Exercise brief |
Return the lines below in which the string "null" occurs.

Component data from apps and pages:
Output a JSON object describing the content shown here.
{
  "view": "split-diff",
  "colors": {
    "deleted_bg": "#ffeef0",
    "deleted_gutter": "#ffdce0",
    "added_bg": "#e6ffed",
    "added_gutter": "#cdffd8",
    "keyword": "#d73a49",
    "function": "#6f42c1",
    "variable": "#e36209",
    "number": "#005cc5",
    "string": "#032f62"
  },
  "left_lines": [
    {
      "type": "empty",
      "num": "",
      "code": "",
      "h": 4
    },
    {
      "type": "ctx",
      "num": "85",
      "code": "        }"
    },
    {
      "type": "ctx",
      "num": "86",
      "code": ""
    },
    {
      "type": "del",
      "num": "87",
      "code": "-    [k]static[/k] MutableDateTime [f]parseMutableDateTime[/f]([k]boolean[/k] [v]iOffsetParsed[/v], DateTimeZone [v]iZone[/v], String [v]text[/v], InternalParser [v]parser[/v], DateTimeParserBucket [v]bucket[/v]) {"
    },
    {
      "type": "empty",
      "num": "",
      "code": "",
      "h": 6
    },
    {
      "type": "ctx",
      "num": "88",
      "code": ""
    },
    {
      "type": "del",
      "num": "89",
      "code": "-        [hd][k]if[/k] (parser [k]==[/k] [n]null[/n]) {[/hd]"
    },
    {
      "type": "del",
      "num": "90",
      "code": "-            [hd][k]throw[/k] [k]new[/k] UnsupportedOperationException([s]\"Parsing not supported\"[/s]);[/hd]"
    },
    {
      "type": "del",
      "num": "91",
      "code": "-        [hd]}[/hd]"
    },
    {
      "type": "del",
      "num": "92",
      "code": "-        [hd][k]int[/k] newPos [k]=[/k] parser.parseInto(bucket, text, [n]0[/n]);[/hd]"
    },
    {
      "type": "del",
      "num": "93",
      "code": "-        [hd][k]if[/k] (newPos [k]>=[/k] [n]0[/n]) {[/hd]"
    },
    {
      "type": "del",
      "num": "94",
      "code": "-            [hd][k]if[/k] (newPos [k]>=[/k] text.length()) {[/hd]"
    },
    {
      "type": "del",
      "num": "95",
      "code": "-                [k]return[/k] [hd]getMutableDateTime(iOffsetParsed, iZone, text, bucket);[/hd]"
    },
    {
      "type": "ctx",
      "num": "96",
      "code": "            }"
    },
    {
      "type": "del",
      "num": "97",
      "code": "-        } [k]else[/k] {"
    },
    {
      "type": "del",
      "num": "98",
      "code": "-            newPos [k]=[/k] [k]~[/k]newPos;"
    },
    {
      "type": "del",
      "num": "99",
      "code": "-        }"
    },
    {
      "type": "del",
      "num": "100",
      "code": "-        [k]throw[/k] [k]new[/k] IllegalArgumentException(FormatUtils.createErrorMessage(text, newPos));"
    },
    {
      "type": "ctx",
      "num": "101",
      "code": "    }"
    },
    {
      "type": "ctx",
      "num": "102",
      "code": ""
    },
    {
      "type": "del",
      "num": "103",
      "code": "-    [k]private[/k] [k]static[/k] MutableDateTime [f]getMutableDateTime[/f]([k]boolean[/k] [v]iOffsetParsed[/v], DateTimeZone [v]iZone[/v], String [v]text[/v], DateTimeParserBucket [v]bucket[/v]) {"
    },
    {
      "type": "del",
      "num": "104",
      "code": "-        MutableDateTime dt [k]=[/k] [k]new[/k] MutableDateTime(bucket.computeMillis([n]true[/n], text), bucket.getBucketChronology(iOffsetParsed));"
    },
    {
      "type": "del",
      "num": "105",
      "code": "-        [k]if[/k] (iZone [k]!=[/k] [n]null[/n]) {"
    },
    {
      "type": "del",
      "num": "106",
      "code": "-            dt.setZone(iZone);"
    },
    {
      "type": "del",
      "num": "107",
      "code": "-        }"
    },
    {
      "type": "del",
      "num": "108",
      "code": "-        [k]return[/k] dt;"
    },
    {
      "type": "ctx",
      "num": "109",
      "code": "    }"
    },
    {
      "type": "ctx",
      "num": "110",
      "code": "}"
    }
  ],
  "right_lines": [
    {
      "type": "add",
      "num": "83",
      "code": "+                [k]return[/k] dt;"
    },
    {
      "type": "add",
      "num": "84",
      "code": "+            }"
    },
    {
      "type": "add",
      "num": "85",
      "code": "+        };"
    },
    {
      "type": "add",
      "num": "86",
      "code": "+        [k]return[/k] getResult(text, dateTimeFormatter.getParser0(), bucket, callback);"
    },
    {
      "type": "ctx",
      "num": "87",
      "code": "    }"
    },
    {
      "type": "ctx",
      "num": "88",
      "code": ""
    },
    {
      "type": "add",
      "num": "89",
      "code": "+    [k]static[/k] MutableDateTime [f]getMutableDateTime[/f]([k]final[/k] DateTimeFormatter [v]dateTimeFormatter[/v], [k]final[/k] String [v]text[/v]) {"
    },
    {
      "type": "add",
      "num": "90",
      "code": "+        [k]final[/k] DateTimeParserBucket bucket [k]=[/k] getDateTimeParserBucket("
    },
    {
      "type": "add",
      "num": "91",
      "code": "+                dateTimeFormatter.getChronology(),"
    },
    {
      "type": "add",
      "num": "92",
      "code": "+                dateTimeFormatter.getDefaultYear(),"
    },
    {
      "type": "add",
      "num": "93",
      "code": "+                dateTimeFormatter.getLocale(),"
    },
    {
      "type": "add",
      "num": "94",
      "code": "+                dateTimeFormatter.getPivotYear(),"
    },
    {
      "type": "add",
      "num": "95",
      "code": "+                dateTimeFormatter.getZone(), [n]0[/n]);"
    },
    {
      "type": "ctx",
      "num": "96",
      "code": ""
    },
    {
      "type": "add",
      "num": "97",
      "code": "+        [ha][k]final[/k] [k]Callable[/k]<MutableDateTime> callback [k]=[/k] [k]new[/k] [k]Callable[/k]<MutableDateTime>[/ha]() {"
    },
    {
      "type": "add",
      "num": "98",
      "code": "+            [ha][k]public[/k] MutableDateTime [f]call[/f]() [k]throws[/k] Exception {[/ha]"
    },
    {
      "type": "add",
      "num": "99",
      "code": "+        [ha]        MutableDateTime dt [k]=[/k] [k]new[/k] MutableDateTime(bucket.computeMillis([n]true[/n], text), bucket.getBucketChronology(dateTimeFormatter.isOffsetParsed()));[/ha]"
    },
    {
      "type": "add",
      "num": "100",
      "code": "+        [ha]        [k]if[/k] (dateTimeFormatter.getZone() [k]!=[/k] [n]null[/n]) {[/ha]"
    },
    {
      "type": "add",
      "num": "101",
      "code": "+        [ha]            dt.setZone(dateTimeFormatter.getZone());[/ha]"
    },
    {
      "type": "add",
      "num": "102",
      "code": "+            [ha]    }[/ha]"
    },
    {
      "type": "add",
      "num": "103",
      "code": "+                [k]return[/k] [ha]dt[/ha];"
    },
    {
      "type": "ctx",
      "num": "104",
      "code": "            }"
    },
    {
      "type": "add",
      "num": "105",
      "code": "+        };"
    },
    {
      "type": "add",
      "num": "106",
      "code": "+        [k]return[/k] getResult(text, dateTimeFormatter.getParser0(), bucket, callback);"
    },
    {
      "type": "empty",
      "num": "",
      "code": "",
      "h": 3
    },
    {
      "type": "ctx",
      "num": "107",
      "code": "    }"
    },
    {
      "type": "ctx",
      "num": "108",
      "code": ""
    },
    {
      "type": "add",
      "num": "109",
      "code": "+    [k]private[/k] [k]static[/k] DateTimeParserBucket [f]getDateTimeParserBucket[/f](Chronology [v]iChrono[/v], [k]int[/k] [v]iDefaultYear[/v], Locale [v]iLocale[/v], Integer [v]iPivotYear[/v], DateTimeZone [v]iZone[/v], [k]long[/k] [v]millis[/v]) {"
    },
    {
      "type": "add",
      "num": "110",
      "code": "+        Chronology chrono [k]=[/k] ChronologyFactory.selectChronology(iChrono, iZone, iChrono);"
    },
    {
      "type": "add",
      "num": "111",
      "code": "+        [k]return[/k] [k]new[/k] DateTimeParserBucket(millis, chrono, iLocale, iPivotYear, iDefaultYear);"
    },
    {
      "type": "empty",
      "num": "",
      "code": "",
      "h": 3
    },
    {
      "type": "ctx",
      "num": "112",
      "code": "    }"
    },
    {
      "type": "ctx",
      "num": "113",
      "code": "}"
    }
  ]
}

Solved exercise |
      "code": "-        [hd][k]if[/k] (parser [k]==[/k] [n]null[/n]) {[/hd]"
      "code": "-        [k]if[/k] (iZone [k]!=[/k] [n]null[/n]) {"
      "code": "+        [ha]        [k]if[/k] (dateTimeFormatter.getZone() [k]!=[/k] [n]null[/n]) {[/ha]"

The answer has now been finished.